Cadet program, which sends high school students into ele
mentary and middle schools to help teachers as they work
with students. He worked with the students at Jefferson
Elementary School. He enjoys elementary students in part
because they are so funny and so open.
"They will say whatever," Antoine said.
Antoine also said that he loves to smile and laugh, and
that he loves to see others smile and laugh so he does what
he can to make that happen.
Antoine has had much to deal With in his life. He start
ed life in Akron, Ohio where his mother was murdered ten
years ago. He then moved to Winston-Salem to live with
his father, Chris Boston.
These days, Antoine can joke about having to learn to
drink sweet tea and to ask for "soda" rather than "pop."
However at the time, it was rough to make the transition
to a new world while dealing with the loss of his mother.
"It hurt a lot," he said.
He thinks about her every single day and wishes that
she were still here. His father has been a great source of
support, he said.
"His personal story is one of great triumph over per
sonal tragedy," Marshall said. "His father, Chris Boston, is
a rock-solid foundation in his life that has kept him disci
plined and focused while others around him have strayed
from productive paths.
"Since he has been on campus at Mount Tabor High
School, James has served as a leader on and off the field.
He has earned the ultimate respect of his classmates, team
mates, and instructors alike. James is the ultimate com
petitor. He will undoubtedly succeed at whatever he wish
es to put his mind to."
Dartmouth College in New Hampshire is one of the
colleges that recruited Antoine, and it's the one he chooses
to attend. Although his grades are good, he has to get his
scores up on such national tests as the ACT (American
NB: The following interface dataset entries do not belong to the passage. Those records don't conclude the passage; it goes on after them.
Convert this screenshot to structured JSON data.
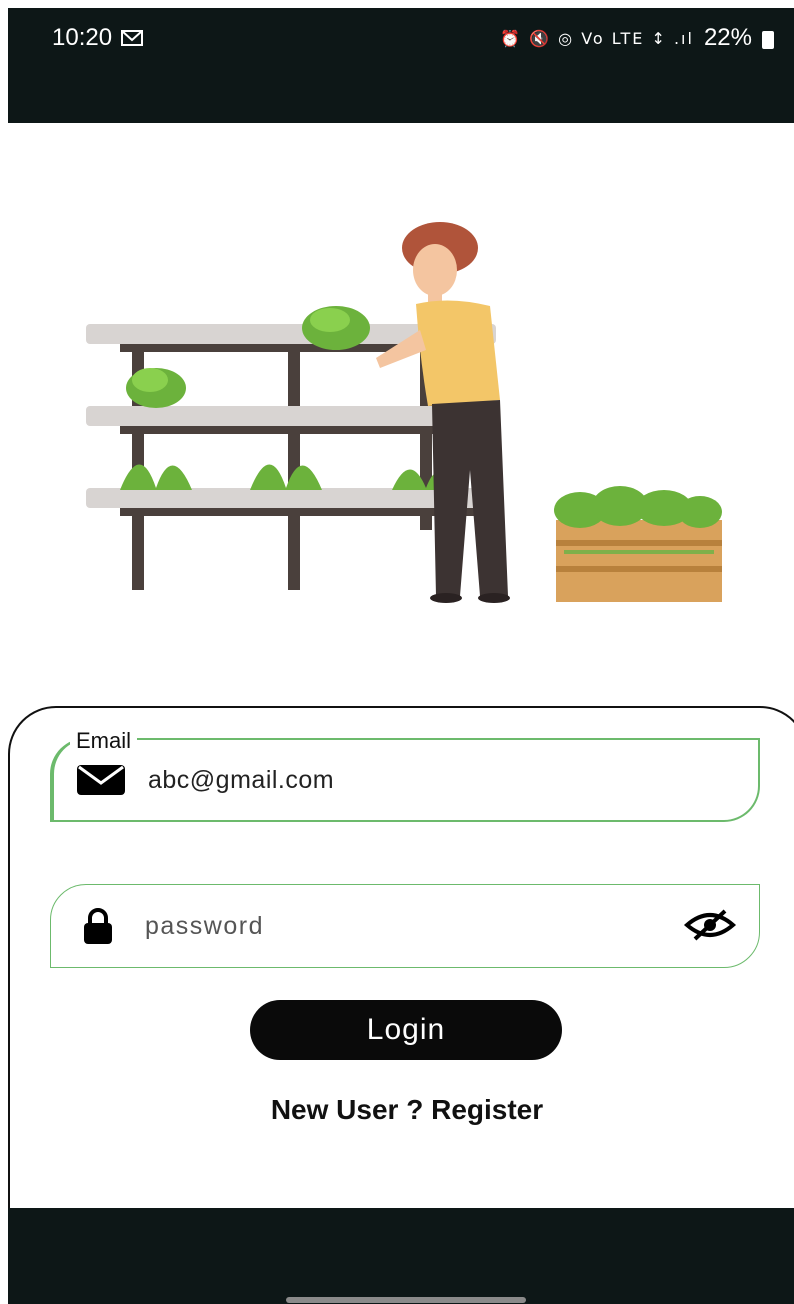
{
  "status_bar": {
    "time": "10:20",
    "notification_icon": "gmail-icon",
    "indicators": "⏰ 🔇 ◎ Vo LTE ↕ .ıl",
    "battery": "22%"
  },
  "illustration": {
    "icon": "hydroponic-farming-illustration"
  },
  "login": {
    "email_label": "Email",
    "email_value": "abc@gmail.com",
    "password_placeholder": "password",
    "login_label": "Login",
    "register_text": "New User ? Register"
  },
  "colors": {
    "accent_green": "#6cba6c",
    "bar_dark": "#0d1717",
    "button_black": "#0a0a0a"
  }
}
College Test) and SAT (Scholastic Aptitude Test). To do
that, he will be attending Phillips Academy in
After he moved to Forsyth County, Antoine went to
Kimberley Park and Old Richmond elementary schools
before going on to Mineral Springs Middle School. He
started playing football in Pop Warner league. He tried
playing basketball along the way but he was a shade too
aggressive and had a tendency to foul out. So he decided
to stick with football. As much fun as playing football is,
Antoine said, he enjoys intellectual pursuits even more.
"I have more fun challenging my mind," he said.
He joked that, rather than being known as James the
Football Player, he would like to be known as James the
He is planning to major in biology with the intention
of pursuing some career in the medical field, perhaps as a
physical therapist or in sports medicine.
One reason he chose Dartmouth is that it is known for
being intellectually rigorous. "I know they will push me,
which is what I want," he said.
The Mount Tabor graduation ceremony is scheduled
for Saturday, June 6 at Lawrence Joel Veterans Memorial
71m Center for Mathematics, Science and Technology Education fCMSTE)
NC Mathematics and Science Education Network (NC-MSEN)
2015 Lego Robotics Camp
Join us to build lego Robots, complete with motors and sensorsl Then write
programs and watch it CHOMP, SPIN, ROAR, KICK, LIFT and morelll
For Middle and High School Students (grades
July 20-24, 2015; 8:00a.m.-5:00p.m.
Winston-Salem State University
$150.00 (lunch will be provided each day)
Deadline for enrollment: July IS, 2015
For further Information about the program please refer to the website:
www.wssu.edu/ncmSen and select robotics camp or call 336-750-2996/2995.